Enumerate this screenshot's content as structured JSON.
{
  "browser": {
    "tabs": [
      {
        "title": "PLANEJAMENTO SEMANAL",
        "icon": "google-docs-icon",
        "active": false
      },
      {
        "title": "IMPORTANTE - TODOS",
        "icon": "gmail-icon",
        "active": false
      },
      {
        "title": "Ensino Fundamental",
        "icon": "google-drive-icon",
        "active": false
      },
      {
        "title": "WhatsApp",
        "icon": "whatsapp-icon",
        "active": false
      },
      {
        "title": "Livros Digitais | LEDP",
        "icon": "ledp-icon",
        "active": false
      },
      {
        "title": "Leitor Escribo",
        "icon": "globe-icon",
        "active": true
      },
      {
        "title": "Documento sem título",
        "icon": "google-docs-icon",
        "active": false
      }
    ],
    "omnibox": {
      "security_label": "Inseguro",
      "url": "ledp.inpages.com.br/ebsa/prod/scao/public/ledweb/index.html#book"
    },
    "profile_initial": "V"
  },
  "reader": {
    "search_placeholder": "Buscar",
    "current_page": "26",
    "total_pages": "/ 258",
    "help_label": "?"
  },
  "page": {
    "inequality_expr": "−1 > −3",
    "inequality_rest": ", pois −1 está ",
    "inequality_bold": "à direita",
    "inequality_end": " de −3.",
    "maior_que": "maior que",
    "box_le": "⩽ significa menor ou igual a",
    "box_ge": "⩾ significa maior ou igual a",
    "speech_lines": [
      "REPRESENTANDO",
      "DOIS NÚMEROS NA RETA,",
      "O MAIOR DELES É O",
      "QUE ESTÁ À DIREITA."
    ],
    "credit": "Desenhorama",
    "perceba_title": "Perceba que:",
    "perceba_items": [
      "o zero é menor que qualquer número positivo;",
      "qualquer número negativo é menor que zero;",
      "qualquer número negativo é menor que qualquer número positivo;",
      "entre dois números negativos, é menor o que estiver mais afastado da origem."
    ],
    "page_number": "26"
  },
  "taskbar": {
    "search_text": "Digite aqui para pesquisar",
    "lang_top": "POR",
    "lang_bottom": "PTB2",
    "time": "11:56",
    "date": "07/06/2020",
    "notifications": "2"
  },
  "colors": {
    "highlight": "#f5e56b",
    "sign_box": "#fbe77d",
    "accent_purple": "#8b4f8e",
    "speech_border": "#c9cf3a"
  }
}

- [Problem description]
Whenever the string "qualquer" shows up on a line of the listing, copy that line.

- [Solution to the exercise]
      "o zero é menor que qualquer número positivo;",
      "qualquer número negativo é menor que zero;",
      "qualquer número negativo é menor que qualquer número positivo;",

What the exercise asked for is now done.